… any communication made to a priest privately in the sacrament of confession for the purpose of confession, repentance, and absolution is a confidential communication under La. Code Evid. 511, and the priest is exempt from mandatory reporter status in such circumstances by operation of La. Child. Code art. 603, because “under the … tenets of the [Roman Catholic] church” he has an inviolable “duty to keep such communications confidential.”

Louisiana Supreme Court: Priests Don’t Have To Report Child Abuse

And the children suffer:  Louisiana Supreme Court rules priests don’t have to report child abuse.

In a disappointing decision that puts children at risk, the Louisiana Supreme Court rules that Catholic priests are not “mandatory reporters” of child abuse when administering sacramental confession.

The Oct. 28 ruling finds that laws which categorize priests as “mandatory reporters” of suspected child abuse do not apply to priests who discover such information while hearing confessions.

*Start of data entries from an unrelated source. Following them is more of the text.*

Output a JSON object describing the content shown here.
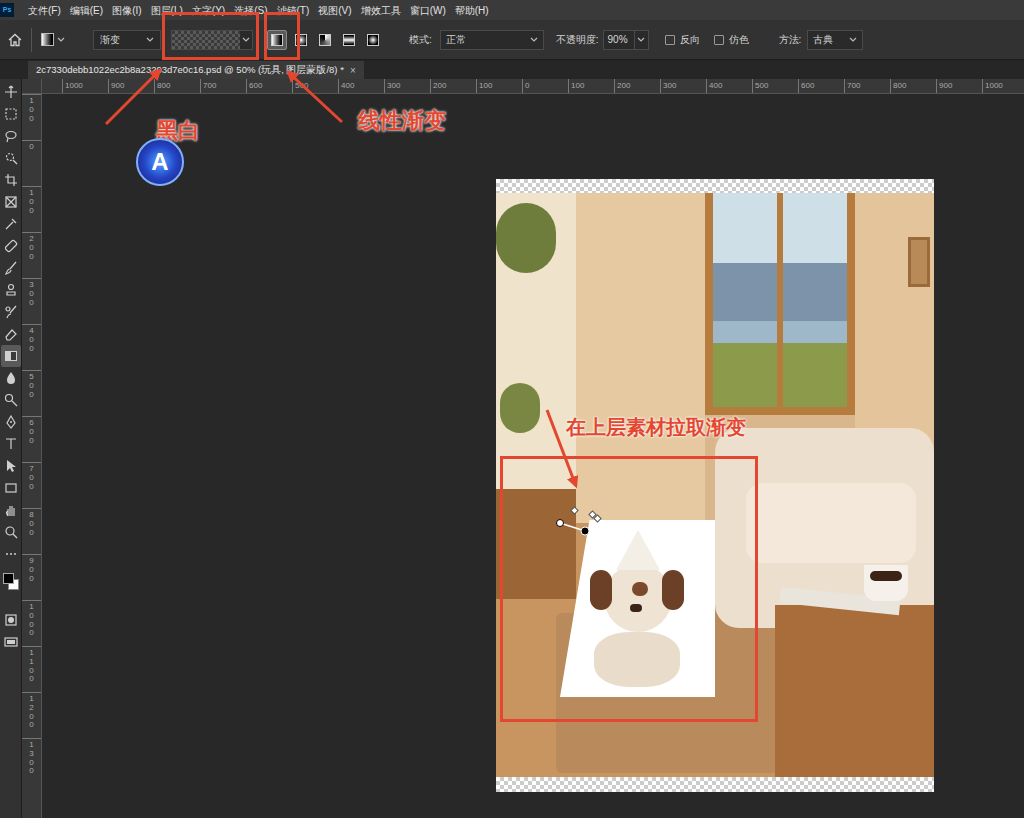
{
  "menu": {
    "logo": "Ps",
    "items": [
      "文件(F)",
      "编辑(E)",
      "图像(I)",
      "图层(L)",
      "文字(Y)",
      "选择(S)",
      "滤镜(T)",
      "视图(V)",
      "增效工具",
      "窗口(W)",
      "帮助(H)"
    ]
  },
  "options": {
    "preset": "渐变",
    "gradient_types": [
      {
        "selected": true
      },
      {
        "selected": false
      },
      {
        "selected": false
      },
      {
        "selected": false
      },
      {
        "selected": false
      }
    ],
    "mode_label": "模式:",
    "mode": "正常",
    "opacity_label": "不透明度:",
    "opacity": "90%",
    "checkboxes": [
      {
        "label": "反向",
        "checked": false
      },
      {
        "label": "仿色",
        "checked": false
      }
    ],
    "method_label": "方法:",
    "method": "古典"
  },
  "document_tab": {
    "title": "2c7330debb1022ec2b8a23293d7e0c16.psd @ 50% (玩具, 图层蒙版/8) *",
    "close": "×",
    "selected": true
  },
  "tools": [
    {
      "selected": false
    },
    {
      "selected": false
    },
    {
      "selected": false
    },
    {
      "selected": false
    },
    {
      "selected": false
    },
    {
      "selected": false
    },
    {
      "selected": false
    },
    {
      "selected": false
    },
    {
      "selected": false
    },
    {
      "selected": false
    },
    {
      "selected": false
    },
    {
      "selected": false
    },
    {
      "selected": true
    },
    {
      "selected": false
    },
    {
      "selected": false
    },
    {
      "selected": false
    },
    {
      "selected": false
    },
    {
      "selected": false
    },
    {
      "selected": false
    },
    {
      "selected": false
    },
    {
      "selected": false
    },
    {
      "selected": false
    },
    {
      "selected": false
    },
    {
      "selected": false
    }
  ],
  "rulers": {
    "horizontal": [
      "1000",
      "900",
      "800",
      "700",
      "600",
      "500",
      "400",
      "300",
      "200",
      "100",
      "0",
      "100",
      "200",
      "300",
      "400",
      "500",
      "600",
      "700",
      "800",
      "900",
      "1000"
    ],
    "vertical": [
      "100",
      "0",
      "100",
      "200",
      "300",
      "400",
      "500",
      "600",
      "700",
      "800",
      "900",
      "1000",
      "1100",
      "1200",
      "1300"
    ]
  },
  "annotations": [
    {
      "text": "黑白"
    },
    {
      "text": "线性渐变"
    },
    {
      "text": "在上层素材拉取渐变"
    }
  ],
  "watermark": {
    "text": "A"
  }
}
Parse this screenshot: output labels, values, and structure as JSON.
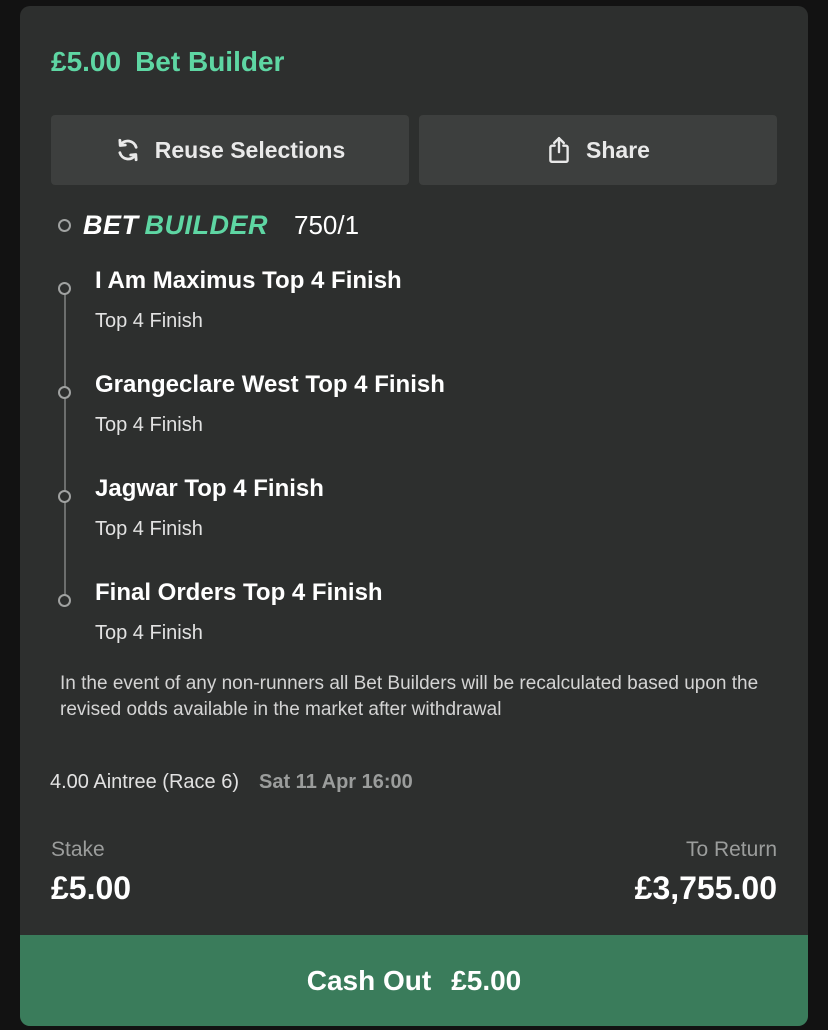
{
  "header": {
    "stake": "£5.00",
    "title": "Bet Builder"
  },
  "actions": {
    "reuse_label": "Reuse Selections",
    "share_label": "Share"
  },
  "bet_builder": {
    "label_part1": "BET",
    "label_part2": "BUILDER",
    "odds": "750/1"
  },
  "legs": [
    {
      "title": "I Am Maximus Top 4 Finish",
      "market": "Top 4 Finish"
    },
    {
      "title": "Grangeclare West Top 4 Finish",
      "market": "Top 4 Finish"
    },
    {
      "title": "Jagwar Top 4 Finish",
      "market": "Top 4 Finish"
    },
    {
      "title": "Final Orders Top 4 Finish",
      "market": "Top 4 Finish"
    }
  ],
  "notice": "In the event of any non-runners all Bet Builders will be recalculated based upon the revised odds available in the market after withdrawal",
  "event": {
    "name": "4.00 Aintree (Race 6)",
    "time": "Sat 11 Apr 16:00"
  },
  "summary": {
    "stake_label": "Stake",
    "stake_value": "£5.00",
    "return_label": "To Return",
    "return_value": "£3,755.00"
  },
  "cashout": {
    "label": "Cash Out",
    "amount": "£5.00"
  },
  "colors": {
    "accent": "#5ed6a3",
    "card": "#2d2f2e",
    "button": "#3d3f3e",
    "cashout": "#3a7c5b"
  },
  "icons": {
    "reuse": "refresh-icon",
    "share": "share-icon"
  }
}
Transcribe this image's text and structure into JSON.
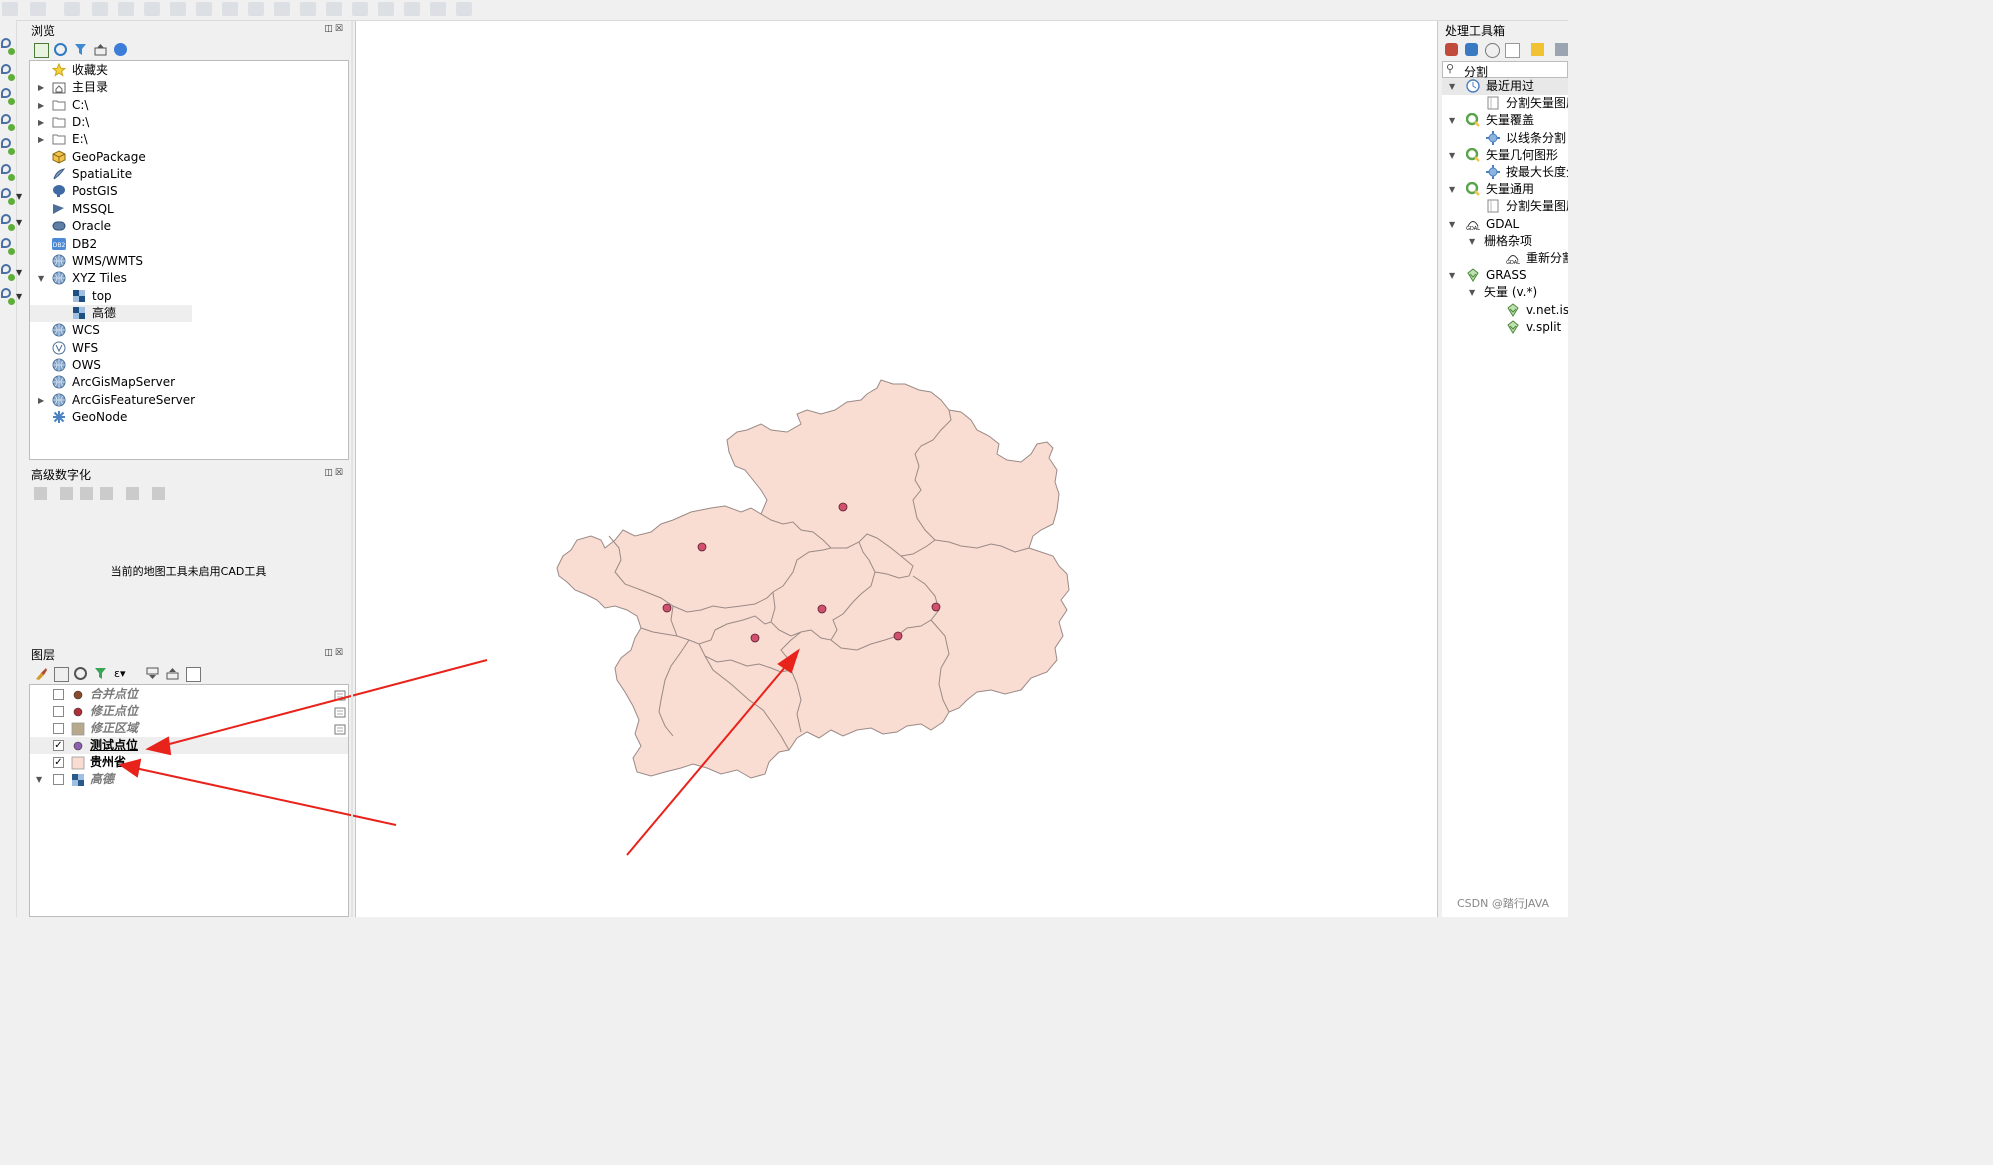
{
  "browser": {
    "title": "浏览",
    "items": [
      {
        "label": "收藏夹",
        "icon": "star-icon",
        "expandable": false
      },
      {
        "label": "主目录",
        "icon": "home-folder-icon",
        "expandable": true
      },
      {
        "label": "C:\\",
        "icon": "folder-icon",
        "expandable": true
      },
      {
        "label": "D:\\",
        "icon": "folder-icon",
        "expandable": true
      },
      {
        "label": "E:\\",
        "icon": "folder-icon",
        "expandable": true
      },
      {
        "label": "GeoPackage",
        "icon": "geopackage-icon",
        "expandable": false
      },
      {
        "label": "SpatiaLite",
        "icon": "spatialite-icon",
        "expandable": false
      },
      {
        "label": "PostGIS",
        "icon": "postgis-icon",
        "expandable": false
      },
      {
        "label": "MSSQL",
        "icon": "mssql-icon",
        "expandable": false
      },
      {
        "label": "Oracle",
        "icon": "oracle-icon",
        "expandable": false
      },
      {
        "label": "DB2",
        "icon": "db2-icon",
        "expandable": false
      },
      {
        "label": "WMS/WMTS",
        "icon": "globe-icon",
        "expandable": false
      },
      {
        "label": "XYZ Tiles",
        "icon": "globe-icon",
        "expandable": true,
        "expanded": true
      },
      {
        "label": "top",
        "icon": "tiles-icon",
        "expandable": false,
        "child": true
      },
      {
        "label": "高德",
        "icon": "tiles-icon",
        "expandable": false,
        "child": true,
        "selected": true
      },
      {
        "label": "WCS",
        "icon": "globe-icon",
        "expandable": false
      },
      {
        "label": "WFS",
        "icon": "wfs-icon",
        "expandable": false
      },
      {
        "label": "OWS",
        "icon": "globe-icon",
        "expandable": false
      },
      {
        "label": "ArcGisMapServer",
        "icon": "globe-icon",
        "expandable": false
      },
      {
        "label": "ArcGisFeatureServer",
        "icon": "globe-icon",
        "expandable": true
      },
      {
        "label": "GeoNode",
        "icon": "geonode-icon",
        "expandable": false
      }
    ]
  },
  "advdigit": {
    "title": "高级数字化",
    "message": "当前的地图工具未启用CAD工具"
  },
  "layers": {
    "title": "图层",
    "items": [
      {
        "label": "合并点位",
        "checked": false,
        "style": "italic",
        "symbol": "dot",
        "color": "#8b4a2b"
      },
      {
        "label": "修正点位",
        "checked": false,
        "style": "italic",
        "symbol": "dot",
        "color": "#b0303a"
      },
      {
        "label": "修正区域",
        "checked": false,
        "style": "italic",
        "symbol": "square",
        "color": "#b9a98c"
      },
      {
        "label": "测试点位",
        "checked": true,
        "style": "bold-underline",
        "symbol": "dot",
        "color": "#8e5fb0"
      },
      {
        "label": "贵州省",
        "checked": true,
        "style": "bold",
        "symbol": "square",
        "color": "#f9dcd2"
      },
      {
        "label": "高德",
        "checked": false,
        "style": "italic",
        "symbol": "tiles",
        "color": "#2a5a8a",
        "expandable": true
      }
    ]
  },
  "toolbox": {
    "title": "处理工具箱",
    "search_value": "分割",
    "items": [
      {
        "label": "最近用过",
        "level": 0,
        "icon": "clock-icon",
        "expandable": true
      },
      {
        "label": "分割矢量图层",
        "level": 1,
        "icon": "script-icon"
      },
      {
        "label": "矢量覆盖",
        "level": 0,
        "icon": "qgis-icon",
        "expandable": true
      },
      {
        "label": "以线条分割",
        "level": 1,
        "icon": "gear-icon"
      },
      {
        "label": "矢量几何图形",
        "level": 0,
        "icon": "qgis-icon",
        "expandable": true
      },
      {
        "label": "按最大长度分割",
        "level": 1,
        "icon": "gear-icon"
      },
      {
        "label": "矢量通用",
        "level": 0,
        "icon": "qgis-icon",
        "expandable": true
      },
      {
        "label": "分割矢量图层",
        "level": 1,
        "icon": "script-icon"
      },
      {
        "label": "GDAL",
        "level": 0,
        "icon": "gdal-icon",
        "expandable": true
      },
      {
        "label": "栅格杂项",
        "level": 1,
        "icon": "",
        "expandable": true
      },
      {
        "label": "重新分割",
        "level": 2,
        "icon": "gdal-icon"
      },
      {
        "label": "GRASS",
        "level": 0,
        "icon": "grass-icon",
        "expandable": true
      },
      {
        "label": "矢量 (v.*)",
        "level": 1,
        "icon": "",
        "expandable": true
      },
      {
        "label": "v.net.iso",
        "level": 2,
        "icon": "grass-icon"
      },
      {
        "label": "v.split",
        "level": 2,
        "icon": "grass-icon"
      }
    ]
  },
  "watermark": "CSDN @踏行JAVA",
  "colors": {
    "province_fill": "#f9dcd2",
    "province_stroke": "#9a8a86",
    "point_fill": "#d0506e",
    "arrow": "#e8231b"
  }
}
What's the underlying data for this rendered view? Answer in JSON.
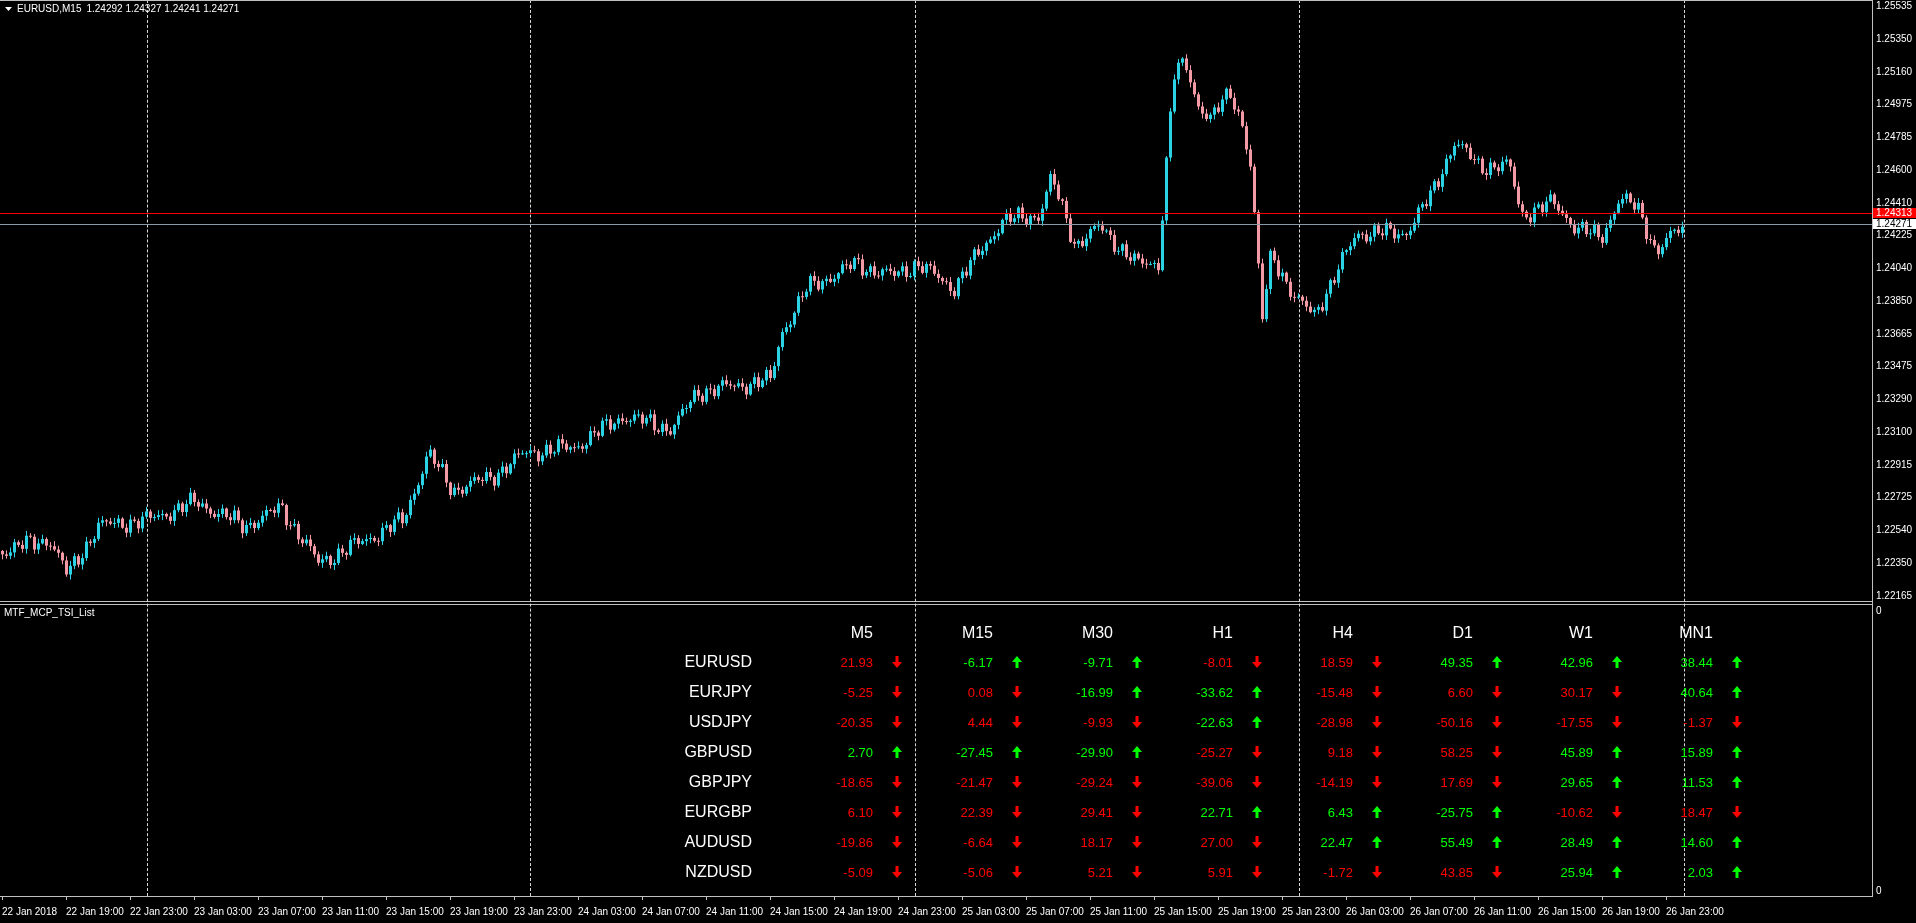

Continue reading Louisiana Supreme Court References Ecclesiastical Codes as Superior and Inviolable To Childrens’ Human Rights

Murdered! Supreme Court Justice SCALIA Remains to be Exhumed

NSA Whistleblower Says NSA Spied On Congress, The Supreme Court And Trump

NSA Whistleblower Says NSA Spied On Congress, The Supreme Court And Trump

Chris Menahan
InformationLiberation
Mar. 25, 2017

NSA whistleblower William Binney told Tucker Carlson on Friday that the NSA is spying on “all the members of the Supreme Court, the Joint Chiefs of Staff, Congress, both House and Senate, as well as the White House.”
Binney, who served the NSA for 30 years before blowing the whistle on domestic spying in 2001, told Tucker he firmly believes that Trump was spied on.

“They’re taking in fundamentally the entire fiber network inside the United States and collecting all that data and storing it, in a program they call Stellar Wind,” Binney said.

“That’s the domestic collection of data on US citizens, US citizens to other US citizens,” he said. “Everything we’re doing, phone calls, emails and then financial transactions, credit cards, things like that, all of it.”

Continue reading NSA Whistleblower Says NSA Spied On Congress, The Supreme Court And Trump